(Information supplied)
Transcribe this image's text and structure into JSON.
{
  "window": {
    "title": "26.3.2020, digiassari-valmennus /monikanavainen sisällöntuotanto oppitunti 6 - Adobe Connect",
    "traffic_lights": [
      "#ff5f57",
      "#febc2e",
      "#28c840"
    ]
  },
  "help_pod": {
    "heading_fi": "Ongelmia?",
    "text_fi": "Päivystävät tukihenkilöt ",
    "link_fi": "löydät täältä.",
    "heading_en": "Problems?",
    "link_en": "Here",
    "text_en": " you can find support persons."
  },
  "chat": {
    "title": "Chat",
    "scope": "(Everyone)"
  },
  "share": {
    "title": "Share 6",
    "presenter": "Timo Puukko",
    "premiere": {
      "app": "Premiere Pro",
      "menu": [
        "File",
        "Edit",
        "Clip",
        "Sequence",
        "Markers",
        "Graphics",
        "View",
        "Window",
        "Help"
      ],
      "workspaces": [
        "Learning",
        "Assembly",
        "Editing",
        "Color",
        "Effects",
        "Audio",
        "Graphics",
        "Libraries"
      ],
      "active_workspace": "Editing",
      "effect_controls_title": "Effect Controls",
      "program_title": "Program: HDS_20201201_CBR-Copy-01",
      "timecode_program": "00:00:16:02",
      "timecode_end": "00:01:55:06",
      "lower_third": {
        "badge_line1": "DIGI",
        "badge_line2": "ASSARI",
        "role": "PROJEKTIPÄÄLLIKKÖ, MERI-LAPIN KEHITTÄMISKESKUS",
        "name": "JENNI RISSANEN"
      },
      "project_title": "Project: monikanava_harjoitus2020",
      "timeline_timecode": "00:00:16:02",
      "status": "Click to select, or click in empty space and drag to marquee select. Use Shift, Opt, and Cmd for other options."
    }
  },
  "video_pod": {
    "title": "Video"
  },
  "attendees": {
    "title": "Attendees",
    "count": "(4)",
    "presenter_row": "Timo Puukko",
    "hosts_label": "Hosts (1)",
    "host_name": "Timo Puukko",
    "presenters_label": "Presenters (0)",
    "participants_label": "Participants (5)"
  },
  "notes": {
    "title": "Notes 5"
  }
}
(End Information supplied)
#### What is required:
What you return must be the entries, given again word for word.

#### Answer for this exercise:
Transcribe this image's text and structure into JSON.
{
  "window": {
    "title": "26.3.2020, digiassari-valmennus /monikanavainen sisällöntuotanto oppitunti 6 - Adobe Connect",
    "traffic_lights": [
      "#ff5f57",
      "#febc2e",
      "#28c840"
    ]
  },
  "help_pod": {
    "heading_fi": "Ongelmia?",
    "text_fi": "Päivystävät tukihenkilöt ",
    "link_fi": "löydät täältä.",
    "heading_en": "Problems?",
    "link_en": "Here",
    "text_en": " you can find support persons."
  },
  "chat": {
    "title": "Chat",
    "scope": "(Everyone)"
  },
  "share": {
    "title": "Share 6",
    "presenter": "Timo Puukko",
    "premiere": {
      "app": "Premiere Pro",
      "menu": [
        "File",
        "Edit",
        "Clip",
        "Sequence",
        "Markers",
        "Graphics",
        "View",
        "Window",
        "Help"
      ],
      "workspaces": [
        "Learning",
        "Assembly",
        "Editing",
        "Color",
        "Effects",
        "Audio",
        "Graphics",
        "Libraries"
      ],
      "active_workspace": "Editing",
      "effect_controls_title": "Effect Controls",
      "program_title": "Program: HDS_20201201_CBR-Copy-01",
      "timecode_program": "00:00:16:02",
      "timecode_end": "00:01:55:06",
      "lower_third": {
        "badge_line1": "DIGI",
        "badge_line2": "ASSARI",
        "role": "PROJEKTIPÄÄLLIKKÖ, MERI-LAPIN KEHITTÄMISKESKUS",
        "name": "JENNI RISSANEN"
      },
      "project_title": "Project: monikanava_harjoitus2020",
      "timeline_timecode": "00:00:16:02",
      "status": "Click to select, or click in empty space and drag to marquee select. Use Shift, Opt, and Cmd for other options."
    }
  },
  "video_pod": {
    "title": "Video"
  },
  "attendees": {
    "title": "Attendees",
    "count": "(4)",
    "presenter_row": "Timo Puukko",
    "hosts_label": "Hosts (1)",
    "host_name": "Timo Puukko",
    "presenters_label": "Presenters (0)",
    "participants_label": "Participants (5)"
  },
  "notes": {
    "title": "Notes 5"
  }
}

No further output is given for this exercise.